The learned and holy men of Farangi Mahall were the consolidators in India of the rationalist traditions of Islamic scholarship derived from Iran. These were encapsulated in a renowned and widely used syllabus which they created and which became the dominant system of Indian Islamic education from the eighteenth century. These traditions represented a confident and flexible Islamic understanding which, many felt, had the capacity to preserve Islam even while selectively adopting social, cultural and technological changes from the West. Between 1780 and 1820 these traditions were arguably poised to bring forth some form of Islamic enlightenment. But over the course of the nineteenth century they were overcome by the twin forces of Islamic reformism and Western education.

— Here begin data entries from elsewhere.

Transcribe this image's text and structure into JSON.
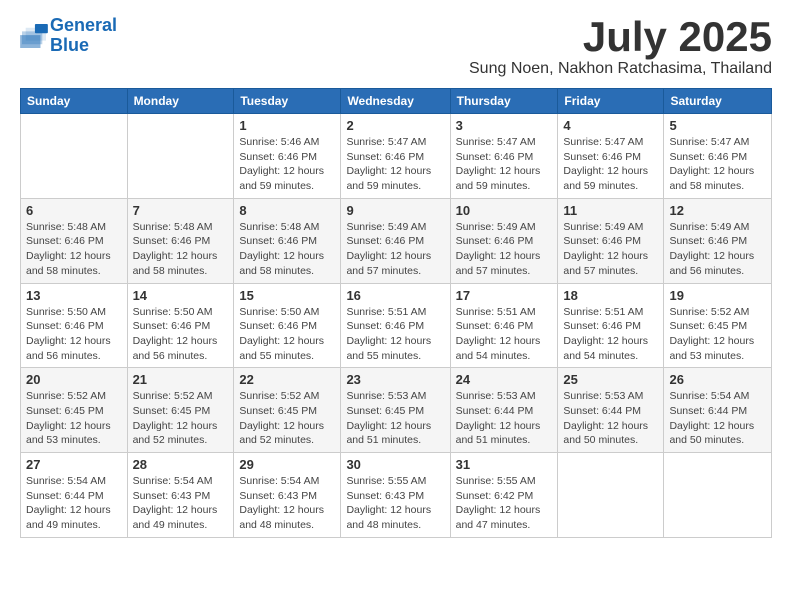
{
  "logo": {
    "line1": "General",
    "line2": "Blue"
  },
  "title": "July 2025",
  "location": "Sung Noen, Nakhon Ratchasima, Thailand",
  "days_of_week": [
    "Sunday",
    "Monday",
    "Tuesday",
    "Wednesday",
    "Thursday",
    "Friday",
    "Saturday"
  ],
  "weeks": [
    [
      {
        "day": "",
        "info": ""
      },
      {
        "day": "",
        "info": ""
      },
      {
        "day": "1",
        "info": "Sunrise: 5:46 AM\nSunset: 6:46 PM\nDaylight: 12 hours and 59 minutes."
      },
      {
        "day": "2",
        "info": "Sunrise: 5:47 AM\nSunset: 6:46 PM\nDaylight: 12 hours and 59 minutes."
      },
      {
        "day": "3",
        "info": "Sunrise: 5:47 AM\nSunset: 6:46 PM\nDaylight: 12 hours and 59 minutes."
      },
      {
        "day": "4",
        "info": "Sunrise: 5:47 AM\nSunset: 6:46 PM\nDaylight: 12 hours and 59 minutes."
      },
      {
        "day": "5",
        "info": "Sunrise: 5:47 AM\nSunset: 6:46 PM\nDaylight: 12 hours and 58 minutes."
      }
    ],
    [
      {
        "day": "6",
        "info": "Sunrise: 5:48 AM\nSunset: 6:46 PM\nDaylight: 12 hours and 58 minutes."
      },
      {
        "day": "7",
        "info": "Sunrise: 5:48 AM\nSunset: 6:46 PM\nDaylight: 12 hours and 58 minutes."
      },
      {
        "day": "8",
        "info": "Sunrise: 5:48 AM\nSunset: 6:46 PM\nDaylight: 12 hours and 58 minutes."
      },
      {
        "day": "9",
        "info": "Sunrise: 5:49 AM\nSunset: 6:46 PM\nDaylight: 12 hours and 57 minutes."
      },
      {
        "day": "10",
        "info": "Sunrise: 5:49 AM\nSunset: 6:46 PM\nDaylight: 12 hours and 57 minutes."
      },
      {
        "day": "11",
        "info": "Sunrise: 5:49 AM\nSunset: 6:46 PM\nDaylight: 12 hours and 57 minutes."
      },
      {
        "day": "12",
        "info": "Sunrise: 5:49 AM\nSunset: 6:46 PM\nDaylight: 12 hours and 56 minutes."
      }
    ],
    [
      {
        "day": "13",
        "info": "Sunrise: 5:50 AM\nSunset: 6:46 PM\nDaylight: 12 hours and 56 minutes."
      },
      {
        "day": "14",
        "info": "Sunrise: 5:50 AM\nSunset: 6:46 PM\nDaylight: 12 hours and 56 minutes."
      },
      {
        "day": "15",
        "info": "Sunrise: 5:50 AM\nSunset: 6:46 PM\nDaylight: 12 hours and 55 minutes."
      },
      {
        "day": "16",
        "info": "Sunrise: 5:51 AM\nSunset: 6:46 PM\nDaylight: 12 hours and 55 minutes."
      },
      {
        "day": "17",
        "info": "Sunrise: 5:51 AM\nSunset: 6:46 PM\nDaylight: 12 hours and 54 minutes."
      },
      {
        "day": "18",
        "info": "Sunrise: 5:51 AM\nSunset: 6:46 PM\nDaylight: 12 hours and 54 minutes."
      },
      {
        "day": "19",
        "info": "Sunrise: 5:52 AM\nSunset: 6:45 PM\nDaylight: 12 hours and 53 minutes."
      }
    ],
    [
      {
        "day": "20",
        "info": "Sunrise: 5:52 AM\nSunset: 6:45 PM\nDaylight: 12 hours and 53 minutes."
      },
      {
        "day": "21",
        "info": "Sunrise: 5:52 AM\nSunset: 6:45 PM\nDaylight: 12 hours and 52 minutes."
      },
      {
        "day": "22",
        "info": "Sunrise: 5:52 AM\nSunset: 6:45 PM\nDaylight: 12 hours and 52 minutes."
      },
      {
        "day": "23",
        "info": "Sunrise: 5:53 AM\nSunset: 6:45 PM\nDaylight: 12 hours and 51 minutes."
      },
      {
        "day": "24",
        "info": "Sunrise: 5:53 AM\nSunset: 6:44 PM\nDaylight: 12 hours and 51 minutes."
      },
      {
        "day": "25",
        "info": "Sunrise: 5:53 AM\nSunset: 6:44 PM\nDaylight: 12 hours and 50 minutes."
      },
      {
        "day": "26",
        "info": "Sunrise: 5:54 AM\nSunset: 6:44 PM\nDaylight: 12 hours and 50 minutes."
      }
    ],
    [
      {
        "day": "27",
        "info": "Sunrise: 5:54 AM\nSunset: 6:44 PM\nDaylight: 12 hours and 49 minutes."
      },
      {
        "day": "28",
        "info": "Sunrise: 5:54 AM\nSunset: 6:43 PM\nDaylight: 12 hours and 49 minutes."
      },
      {
        "day": "29",
        "info": "Sunrise: 5:54 AM\nSunset: 6:43 PM\nDaylight: 12 hours and 48 minutes."
      },
      {
        "day": "30",
        "info": "Sunrise: 5:55 AM\nSunset: 6:43 PM\nDaylight: 12 hours and 48 minutes."
      },
      {
        "day": "31",
        "info": "Sunrise: 5:55 AM\nSunset: 6:42 PM\nDaylight: 12 hours and 47 minutes."
      },
      {
        "day": "",
        "info": ""
      },
      {
        "day": "",
        "info": ""
      }
    ]
  ]
}
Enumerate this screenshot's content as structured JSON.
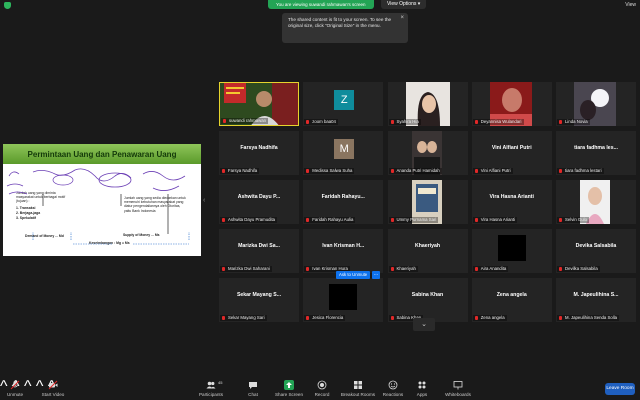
{
  "top": {
    "viewing": "You are viewing suwandi rahmawan's screen",
    "view_options": "View Options",
    "view_options_caret": "▾",
    "view": "View",
    "tooltip": "The shared content is fit to your screen. To see the original size, click \"Original Size\" in the menu.",
    "tooltip_close": "×"
  },
  "slide": {
    "title": "Permintaan Uang dan Penawaran Uang",
    "left_text": "Jumlah uang yang diminta masyarakat untuk berbagai motif (tujuan) :",
    "list": [
      "1.  Transaksi",
      "2.  Berjaga-jaga",
      "3.  Spekulatif"
    ],
    "right_text": "Jumlah uang yang sedia diedarkan untuk memenuhi kebutuhan masyarakat yang diatur pengendaliannya oleh Otoritas, yaitu Bank Indonesia",
    "demand": "Demand of Money ... Md",
    "supply": "Supply of Money ... Ms",
    "equilibrium": "Keseimbangan : Mg = Ms",
    "handle": "‹"
  },
  "tiles": [
    {
      "label": "suwandi rahmawan",
      "big": "",
      "type": "video-main"
    },
    {
      "label": "zoom baa04",
      "big": "",
      "type": "letter",
      "letter": "Z",
      "letter_bg": "#0f8c9c"
    },
    {
      "label": "Syahira Hia",
      "big": "",
      "type": "photo-girl"
    },
    {
      "label": "Deyannisa Wulandari",
      "big": "",
      "type": "photo-red"
    },
    {
      "label": "Linda Novia",
      "big": "",
      "type": "photo-window"
    },
    {
      "label": "Farsya Nadhifa",
      "big": "Farsya Nadhifa",
      "type": "name"
    },
    {
      "label": "Medissa Salwa Suha",
      "big": "",
      "type": "letter",
      "letter": "M",
      "letter_bg": "#8a7560"
    },
    {
      "label": "Ananda Putri Hamidah",
      "big": "",
      "type": "photo-two"
    },
    {
      "label": "Vini Alfiani Putri",
      "big": "Vini Alfiani Putri",
      "type": "name"
    },
    {
      "label": "tiara fadhma lestari",
      "big": "tiara fadhma les...",
      "type": "name"
    },
    {
      "label": "Ashwita Dayu Pramudita",
      "big": "Ashwita Dayu P...",
      "type": "name"
    },
    {
      "label": "Faridah Rahayu Aulia",
      "big": "Faridah Rahayu...",
      "type": "name"
    },
    {
      "label": "Ummy Purnama Sari",
      "big": "",
      "type": "photo-cover"
    },
    {
      "label": "Vira Hasna Arianti",
      "big": "Vira Hasna Arianti",
      "type": "name"
    },
    {
      "label": "Selvin Gulo",
      "big": "",
      "type": "photo-selvin"
    },
    {
      "label": "Marizka Dwi Saharani",
      "big": "Marizka Dwi Sa...",
      "type": "name"
    },
    {
      "label": "Ivan Krisman Hura",
      "big": "Ivan Krisman H...",
      "type": "name"
    },
    {
      "label": "Khaeriyah",
      "big": "Khaeriyah",
      "type": "name"
    },
    {
      "label": "Aira Anandita",
      "big": "",
      "type": "black"
    },
    {
      "label": "Devilka Salsabila",
      "big": "Devika Salsabila",
      "type": "name"
    },
    {
      "label": "Sekar Mayang Sari",
      "big": "Sekar Mayang S...",
      "type": "name"
    },
    {
      "label": "Jesica Florencia",
      "big": "",
      "type": "black"
    },
    {
      "label": "Sabina Khan",
      "big": "Sabina Khan",
      "type": "name"
    },
    {
      "label": "Zena angela",
      "big": "Zena angela",
      "type": "name"
    },
    {
      "label": "M. Japeulihina Senda Solla",
      "big": "M. Japeulihina S...",
      "type": "name"
    }
  ],
  "ask_unmute": "Ask to Unmute",
  "ask_more": "...",
  "pager": "⌄",
  "toolbar": {
    "unmute": "Unmute",
    "start_video": "Start Video",
    "participants": "Participants",
    "participants_count": "45",
    "chat": "Chat",
    "share_screen": "Share Screen",
    "record": "Record",
    "breakout": "Breakout Rooms",
    "reactions": "Reactions",
    "apps": "Apps",
    "whiteboards": "Whiteboards",
    "leave": "Leave Room"
  },
  "icons": {
    "shield": "shield-icon",
    "mic_muted": "mic-muted-icon",
    "video_off": "video-off-icon",
    "participants": "participants-icon",
    "chat": "chat-icon",
    "share": "share-screen-icon",
    "record": "record-icon",
    "breakout": "breakout-rooms-icon",
    "reactions": "reactions-icon",
    "apps": "apps-icon",
    "whiteboards": "whiteboards-icon"
  },
  "colors": {
    "accent_green": "#23a455",
    "active_speaker": "#e6d42d",
    "muted_red": "#e02828",
    "leave_blue": "#1f5fbf"
  }
}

This book, written over the past twenty years, is the first full-length treatment in English of this important body of Islamic scholars, teachers and leaders. Based in large part on their writings, records and private papers, it addresses a variety of issues: the establishment of specific traditions of scholarship and mysticism in eighteenth-century Awadh; the place of these traditions in Perso-Islamic culture from the seventeenth to the twentieth centuries; the traditions and values of the Farangi Mahall family; and the attempts of Muslim intellectuals to respond to the challenges presented by British rule and Western culture. The work of the Farangi Mahallis is also placed in the context of an Islamic world system based on shared systems of formal and spiritual knowledge. This book is addressed to all who are seriously interested in the religious and intellectual history of India, and to students of Islam.